    One aspect of Technologies of History that fascinates me is the way in which Steve Anderson's commentary and clip selection lay bare the tension between actuality and its narration, whether that narration be in the form of spoken or written words, reenactments, photochemical processes, or digital recreations. It's easy to laugh at the technicians, scholars and bureaucrats in some of these clips who seem so earnestly to believe they can recover "what really happened" from pixels and grains of silver. And yet, it would be glib to dismiss those efforts entirely—something happened on November 22, 1963 that was photochemically recorded, and those recordings are significant in as much as they are analogues of the energies and trajectories of the photons bouncing around in Dealey Plaza on that day. In a similar way, Anderson reminds us that media retreads of the Kennedy assassination are themselves analogues, not of those photons, but of the memes and ideologies circulating in relation to the event.

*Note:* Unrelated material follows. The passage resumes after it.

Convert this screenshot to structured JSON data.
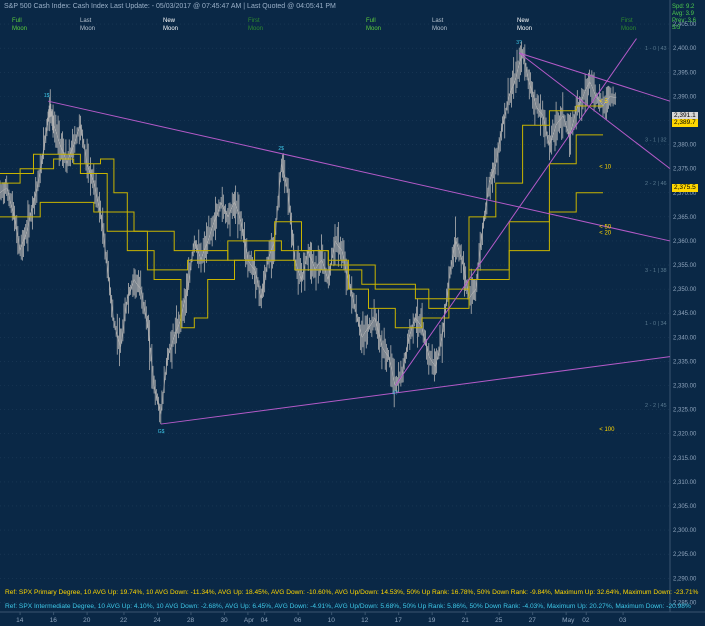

    The main interface of Technologies of History is a kind of visual amplifier which turns up the gain on the unruly tensions inherent in the process of making (and re-making) history. Computer vision (in the form of Adobe AfterEffects' motion tracking feature) has been applied to each video clip to generate motion paths as the software attempts to keep track of details in the field of view. When applied in visual effects work, this technique is used to achieve an exact match between the motion of physical objects captured on video and graphic elements created in the computer. Here, we've deliberately used the function in a haphazard, sloppy and error-prone fashion to point up the impossibility of retrieving actuality from media representations. The resulting motion paths of disparate clips are superimposed to form a palimpsest—a time-dependent, frame-accurate, pixel-perfect palimpsest, depicting itself (and nothing else) with complete fidelity.

    — Erik Loyer, October 9th, 2008